courtesy demanded by the rules of eivil«
ized 'carfare ; but When a febeiliob Stems
probable, and the slares of these traitors
are expected to rise against thtnat in aid
of the lawful authorities; they are threat 7
ened with instant death, instead of being
treated as prisoners of fires.
AN ITNPARALLaL 1 1 CASE.—The
Ntinda Nem says : astonishing and
unusual "circumstance" has come to light
within the past . week; not many miles
from Ntinda. that beats anything of the
kind, ; we think,) that .hos been put npott
record. Said "circumstance" is nothing
more nor less than a newly born babe, but
t the mother whergave is . birth is not yet
eleven •years of 'age, and will nut be 11
years old until January neat. The child
lived 36 'hours—the youngest one we
mean—and the motheris as smart as a
cricket. \ The affair has been kept aqui.
et as possible, but the matter mild not'
be kept secret. The pdople.will talk, and
newspapers live to give - ell- local new,
there is Miring.
An old lawyer was giving adsice to big
son who was just entering upon she pra . d?
tice of his father's profession. "My son.
said the counsellor, if you. bare - easet
where the law is clearly on your side but
justice seems to be againeeseu, urge up ,
on the jury the'vast importance of kis ,
taining 'the law, If . you .7re in doubt
about the law - , but your client's ease is
' founded on justice, insist oa the necessity
Of doing justice, though the hearers fall."

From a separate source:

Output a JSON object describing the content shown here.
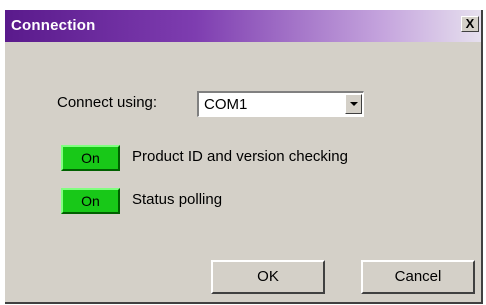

But, asked the son,.ilbsair.shali I Men 4
age a case where_both law land jnor;ce ens:
dead against me ?" that can, aig
sen, talk round it."